It wasn’t until we started playing together that we began to really make progress in building rapport and working toward our goals. I had an Xbox 360 in my office, so we were able to jump into a Minecraft world together. This is something my client was used to doing at home with friends and family and I immediately noticed that he was more relaxed and he seemed more comfortable with this setup. It was great to see that he was in his element. Exploring a world together, walking through the same space, we were finally able to communicate clearly. Maybe it was the setting, the fact that he trusted me now, or both, but we were finally able to get to work on our treatment goals.
In both of these examples, games were the client’s preferred “language.” Playing together — and not against each other — built trust, and I was able to show my teen clients that I was there to support them using their language. Using play and games in therapy to facilitate skill building and rapport is well documented, and video games are one digital extension of that approach.

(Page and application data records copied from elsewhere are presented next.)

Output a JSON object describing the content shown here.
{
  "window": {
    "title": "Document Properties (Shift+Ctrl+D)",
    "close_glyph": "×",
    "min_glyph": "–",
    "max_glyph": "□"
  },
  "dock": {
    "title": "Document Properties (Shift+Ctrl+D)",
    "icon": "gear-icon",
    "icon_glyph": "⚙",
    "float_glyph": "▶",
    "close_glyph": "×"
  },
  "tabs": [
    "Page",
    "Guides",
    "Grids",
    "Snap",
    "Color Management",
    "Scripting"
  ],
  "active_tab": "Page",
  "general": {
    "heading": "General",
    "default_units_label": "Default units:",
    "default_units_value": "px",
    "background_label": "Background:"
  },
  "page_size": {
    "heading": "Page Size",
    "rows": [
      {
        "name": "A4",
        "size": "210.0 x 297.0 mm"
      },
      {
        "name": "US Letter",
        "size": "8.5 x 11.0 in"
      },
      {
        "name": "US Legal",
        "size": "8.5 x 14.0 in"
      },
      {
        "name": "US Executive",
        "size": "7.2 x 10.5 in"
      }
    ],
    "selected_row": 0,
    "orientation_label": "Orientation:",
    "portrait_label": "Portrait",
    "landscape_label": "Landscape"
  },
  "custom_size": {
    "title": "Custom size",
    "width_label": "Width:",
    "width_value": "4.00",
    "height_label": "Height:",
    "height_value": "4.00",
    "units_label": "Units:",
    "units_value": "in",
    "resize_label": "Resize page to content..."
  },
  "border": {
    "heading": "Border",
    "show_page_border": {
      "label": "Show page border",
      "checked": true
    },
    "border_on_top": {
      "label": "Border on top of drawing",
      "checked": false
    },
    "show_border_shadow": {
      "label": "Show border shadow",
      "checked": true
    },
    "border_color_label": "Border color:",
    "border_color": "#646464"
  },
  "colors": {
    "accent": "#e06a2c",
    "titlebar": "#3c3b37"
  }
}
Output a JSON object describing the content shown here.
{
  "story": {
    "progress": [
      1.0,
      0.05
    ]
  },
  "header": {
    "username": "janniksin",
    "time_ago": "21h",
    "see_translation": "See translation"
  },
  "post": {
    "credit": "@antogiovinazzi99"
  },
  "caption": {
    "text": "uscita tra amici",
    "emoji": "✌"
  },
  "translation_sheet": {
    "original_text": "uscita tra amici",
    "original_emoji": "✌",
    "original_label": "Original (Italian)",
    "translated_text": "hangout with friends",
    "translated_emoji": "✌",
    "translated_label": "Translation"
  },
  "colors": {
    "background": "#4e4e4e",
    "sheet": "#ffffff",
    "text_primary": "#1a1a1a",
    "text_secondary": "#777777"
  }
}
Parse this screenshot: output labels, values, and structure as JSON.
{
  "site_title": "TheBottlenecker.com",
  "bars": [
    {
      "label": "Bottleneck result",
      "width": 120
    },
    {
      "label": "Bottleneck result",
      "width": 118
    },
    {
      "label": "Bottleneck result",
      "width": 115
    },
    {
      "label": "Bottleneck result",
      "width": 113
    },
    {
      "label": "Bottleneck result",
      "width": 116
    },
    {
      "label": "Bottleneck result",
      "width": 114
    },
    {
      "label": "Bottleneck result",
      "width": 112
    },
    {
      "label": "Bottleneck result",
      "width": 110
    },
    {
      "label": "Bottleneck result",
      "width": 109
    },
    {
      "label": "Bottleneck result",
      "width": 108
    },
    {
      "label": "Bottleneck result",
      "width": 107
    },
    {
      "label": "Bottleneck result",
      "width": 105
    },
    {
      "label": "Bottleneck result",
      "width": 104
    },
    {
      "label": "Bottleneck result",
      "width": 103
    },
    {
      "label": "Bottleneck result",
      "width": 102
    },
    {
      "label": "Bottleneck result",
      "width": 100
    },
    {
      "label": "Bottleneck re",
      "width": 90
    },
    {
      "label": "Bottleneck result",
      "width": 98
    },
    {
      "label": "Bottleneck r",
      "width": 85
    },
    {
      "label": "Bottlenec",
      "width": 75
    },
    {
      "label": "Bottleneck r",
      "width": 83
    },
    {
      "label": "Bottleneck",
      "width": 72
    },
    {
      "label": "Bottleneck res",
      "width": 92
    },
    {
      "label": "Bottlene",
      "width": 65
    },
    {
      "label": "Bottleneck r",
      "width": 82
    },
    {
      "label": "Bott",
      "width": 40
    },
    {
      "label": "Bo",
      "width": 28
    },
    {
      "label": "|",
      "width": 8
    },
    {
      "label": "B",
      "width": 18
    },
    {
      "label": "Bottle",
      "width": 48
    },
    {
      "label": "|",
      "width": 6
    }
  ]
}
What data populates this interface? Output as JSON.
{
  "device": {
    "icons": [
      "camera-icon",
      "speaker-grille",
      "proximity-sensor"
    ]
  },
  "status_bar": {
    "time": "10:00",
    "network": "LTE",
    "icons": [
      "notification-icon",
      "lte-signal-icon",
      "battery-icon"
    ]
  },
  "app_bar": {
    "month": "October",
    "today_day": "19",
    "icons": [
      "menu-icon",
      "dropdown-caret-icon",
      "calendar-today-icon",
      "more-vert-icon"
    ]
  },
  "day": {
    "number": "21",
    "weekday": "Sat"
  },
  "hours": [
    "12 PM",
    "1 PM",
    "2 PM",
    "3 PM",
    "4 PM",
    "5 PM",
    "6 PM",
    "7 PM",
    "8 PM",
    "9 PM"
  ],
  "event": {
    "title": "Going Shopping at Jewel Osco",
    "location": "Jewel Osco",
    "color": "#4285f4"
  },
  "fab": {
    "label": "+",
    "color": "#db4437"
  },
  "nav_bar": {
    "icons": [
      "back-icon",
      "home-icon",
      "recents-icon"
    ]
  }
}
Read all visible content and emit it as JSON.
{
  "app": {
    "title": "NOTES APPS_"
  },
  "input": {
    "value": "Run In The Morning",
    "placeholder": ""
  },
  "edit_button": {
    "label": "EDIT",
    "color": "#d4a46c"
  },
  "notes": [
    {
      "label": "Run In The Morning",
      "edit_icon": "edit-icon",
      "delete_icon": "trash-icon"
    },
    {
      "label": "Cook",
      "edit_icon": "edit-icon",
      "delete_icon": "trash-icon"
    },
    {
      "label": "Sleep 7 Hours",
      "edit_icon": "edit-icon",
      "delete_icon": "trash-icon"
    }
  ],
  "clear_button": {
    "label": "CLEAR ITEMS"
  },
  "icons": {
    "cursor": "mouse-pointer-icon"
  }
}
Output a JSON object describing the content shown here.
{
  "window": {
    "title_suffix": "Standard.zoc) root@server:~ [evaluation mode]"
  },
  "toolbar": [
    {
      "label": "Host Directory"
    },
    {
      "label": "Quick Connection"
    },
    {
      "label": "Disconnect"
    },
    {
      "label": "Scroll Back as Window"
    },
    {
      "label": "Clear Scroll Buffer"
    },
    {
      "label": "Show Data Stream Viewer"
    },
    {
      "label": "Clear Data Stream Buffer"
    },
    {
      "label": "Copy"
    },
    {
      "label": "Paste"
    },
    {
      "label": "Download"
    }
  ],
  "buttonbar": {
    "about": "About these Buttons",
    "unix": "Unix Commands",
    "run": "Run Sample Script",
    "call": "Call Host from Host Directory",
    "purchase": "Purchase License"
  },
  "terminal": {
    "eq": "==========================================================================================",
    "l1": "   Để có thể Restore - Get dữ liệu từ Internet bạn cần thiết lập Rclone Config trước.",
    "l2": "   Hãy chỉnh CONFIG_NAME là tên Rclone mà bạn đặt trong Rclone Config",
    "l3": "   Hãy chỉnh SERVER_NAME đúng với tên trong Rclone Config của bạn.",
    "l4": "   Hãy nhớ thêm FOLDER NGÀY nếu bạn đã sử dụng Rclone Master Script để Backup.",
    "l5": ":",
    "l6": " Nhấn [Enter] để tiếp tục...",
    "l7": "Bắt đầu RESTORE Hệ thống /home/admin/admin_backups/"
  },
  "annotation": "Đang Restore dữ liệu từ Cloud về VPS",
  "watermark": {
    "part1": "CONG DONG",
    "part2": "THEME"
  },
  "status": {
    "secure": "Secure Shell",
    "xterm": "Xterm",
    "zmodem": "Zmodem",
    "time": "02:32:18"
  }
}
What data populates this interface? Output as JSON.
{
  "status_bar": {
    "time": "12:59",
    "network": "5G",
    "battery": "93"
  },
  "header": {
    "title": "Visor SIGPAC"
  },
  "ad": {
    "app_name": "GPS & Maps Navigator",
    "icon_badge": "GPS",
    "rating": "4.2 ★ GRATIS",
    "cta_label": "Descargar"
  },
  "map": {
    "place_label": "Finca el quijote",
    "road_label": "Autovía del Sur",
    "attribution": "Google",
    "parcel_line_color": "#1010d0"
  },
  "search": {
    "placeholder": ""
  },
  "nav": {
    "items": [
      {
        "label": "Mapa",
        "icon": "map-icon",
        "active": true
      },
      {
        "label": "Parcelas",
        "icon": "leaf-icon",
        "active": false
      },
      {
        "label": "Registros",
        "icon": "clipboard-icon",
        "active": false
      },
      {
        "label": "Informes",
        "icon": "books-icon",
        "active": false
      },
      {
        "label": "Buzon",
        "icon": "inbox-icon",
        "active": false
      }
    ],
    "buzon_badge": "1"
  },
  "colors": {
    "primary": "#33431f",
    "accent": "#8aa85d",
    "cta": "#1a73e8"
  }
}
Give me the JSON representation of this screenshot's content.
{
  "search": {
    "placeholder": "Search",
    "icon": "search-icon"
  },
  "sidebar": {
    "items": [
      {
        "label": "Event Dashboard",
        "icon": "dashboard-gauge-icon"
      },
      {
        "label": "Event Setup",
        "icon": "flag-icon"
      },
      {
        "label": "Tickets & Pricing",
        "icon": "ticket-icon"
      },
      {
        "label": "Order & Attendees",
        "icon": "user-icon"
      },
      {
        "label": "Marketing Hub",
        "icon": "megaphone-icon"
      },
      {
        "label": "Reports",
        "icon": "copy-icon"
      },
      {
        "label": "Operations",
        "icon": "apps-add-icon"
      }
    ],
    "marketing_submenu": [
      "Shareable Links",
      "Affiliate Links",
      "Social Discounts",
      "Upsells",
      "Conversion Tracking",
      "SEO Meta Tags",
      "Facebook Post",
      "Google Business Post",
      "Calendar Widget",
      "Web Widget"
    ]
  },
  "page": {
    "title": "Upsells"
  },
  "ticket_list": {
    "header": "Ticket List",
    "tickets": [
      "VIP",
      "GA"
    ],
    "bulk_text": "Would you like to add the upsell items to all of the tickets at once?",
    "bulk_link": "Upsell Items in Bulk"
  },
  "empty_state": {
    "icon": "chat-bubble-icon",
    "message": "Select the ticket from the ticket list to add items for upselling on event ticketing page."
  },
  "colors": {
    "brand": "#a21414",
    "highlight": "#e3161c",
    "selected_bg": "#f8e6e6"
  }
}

For any mental health providers interested in using games, here are three quick tips for using games in therapy with teen clients:
- Use games as an icebreaker and relationship builder: Asking about games teen clients like can be a great way to kickstart a therapeutic relationship with them. Demonstrating a genuine interest in something a teen is passionate about is always a good way to build rapport, whether it’s games, books, or something else that you both like. For me, both talking about and playing games in therapy has been a great way to help my teen clients feel relaxed and trusting enough to talk to me and become open to addressing challenges.
- Use gameplay as a window into habits and behaviors: Games can bring out behaviors or difficulties you may not otherwise see in action and can serve as a jumping-off point to work on developing adaptive skills. Games let players face defeat and frustration in a pretty low-stakes way. Those difficult emotional experiences are great opportunities to connect and work on building awareness and skills.
- Mine games for their personal meaning to your clients: Not everyone has the resources or the know-how to have a dedicated gaming console in the office, and that’s okay! Asking questions about what games teen clients like to play, giving them space to relive fond gaming memories, and analyzing the themes or narratives in a game can provide great insight into a teen’s internal world.
About the Author